About this exercise ▸ Nothing may be dropped. Retype the whole listing exactly.

Entries supplied ▸
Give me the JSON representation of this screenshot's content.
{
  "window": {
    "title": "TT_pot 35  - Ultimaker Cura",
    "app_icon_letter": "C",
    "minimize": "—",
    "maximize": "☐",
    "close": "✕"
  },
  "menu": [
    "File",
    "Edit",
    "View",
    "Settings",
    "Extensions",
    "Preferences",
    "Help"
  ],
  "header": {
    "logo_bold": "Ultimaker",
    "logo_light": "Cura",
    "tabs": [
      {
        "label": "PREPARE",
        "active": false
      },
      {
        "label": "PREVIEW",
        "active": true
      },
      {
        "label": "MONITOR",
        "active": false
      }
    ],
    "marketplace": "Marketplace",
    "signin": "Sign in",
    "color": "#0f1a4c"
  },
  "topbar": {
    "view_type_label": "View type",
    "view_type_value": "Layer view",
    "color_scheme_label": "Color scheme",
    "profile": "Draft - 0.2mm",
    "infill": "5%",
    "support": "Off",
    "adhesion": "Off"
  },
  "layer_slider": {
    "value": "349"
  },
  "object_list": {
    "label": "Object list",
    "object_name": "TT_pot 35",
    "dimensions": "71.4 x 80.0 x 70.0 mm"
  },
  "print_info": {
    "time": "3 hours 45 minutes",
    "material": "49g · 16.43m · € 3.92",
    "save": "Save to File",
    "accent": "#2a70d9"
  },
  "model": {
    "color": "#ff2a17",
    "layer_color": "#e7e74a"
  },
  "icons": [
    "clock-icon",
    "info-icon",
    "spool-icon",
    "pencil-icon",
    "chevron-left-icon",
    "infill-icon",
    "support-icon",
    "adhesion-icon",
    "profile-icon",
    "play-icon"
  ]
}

Your response ▸
Give me the JSON representation of this screenshot's content.
{
  "window": {
    "title": "TT_pot 35  - Ultimaker Cura",
    "app_icon_letter": "C",
    "minimize": "—",
    "maximize": "☐",
    "close": "✕"
  },
  "menu": [
    "File",
    "Edit",
    "View",
    "Settings",
    "Extensions",
    "Preferences",
    "Help"
  ],
  "header": {
    "logo_bold": "Ultimaker",
    "logo_light": "Cura",
    "tabs": [
      {
        "label": "PREPARE",
        "active": false
      },
      {
        "label": "PREVIEW",
        "active": true
      },
      {
        "label": "MONITOR",
        "active": false
      }
    ],
    "marketplace": "Marketplace",
    "signin": "Sign in",
    "color": "#0f1a4c"
  },
  "topbar": {
    "view_type_label": "View type",
    "view_type_value": "Layer view",
    "color_scheme_label": "Color scheme",
    "profile": "Draft - 0.2mm",
    "infill": "5%",
    "support": "Off",
    "adhesion": "Off"
  },
  "layer_slider": {
    "value": "349"
  },
  "object_list": {
    "label": "Object list",
    "object_name": "TT_pot 35",
    "dimensions": "71.4 x 80.0 x 70.0 mm"
  },
  "print_info": {
    "time": "3 hours 45 minutes",
    "material": "49g · 16.43m · € 3.92",
    "save": "Save to File",
    "accent": "#2a70d9"
  },
  "model": {
    "color": "#ff2a17",
    "layer_color": "#e7e74a"
  },
  "icons": [
    "clock-icon",
    "info-icon",
    "spool-icon",
    "pencil-icon",
    "chevron-left-icon",
    "infill-icon",
    "support-icon",
    "adhesion-icon",
    "profile-icon",
    "play-icon"
  ]
}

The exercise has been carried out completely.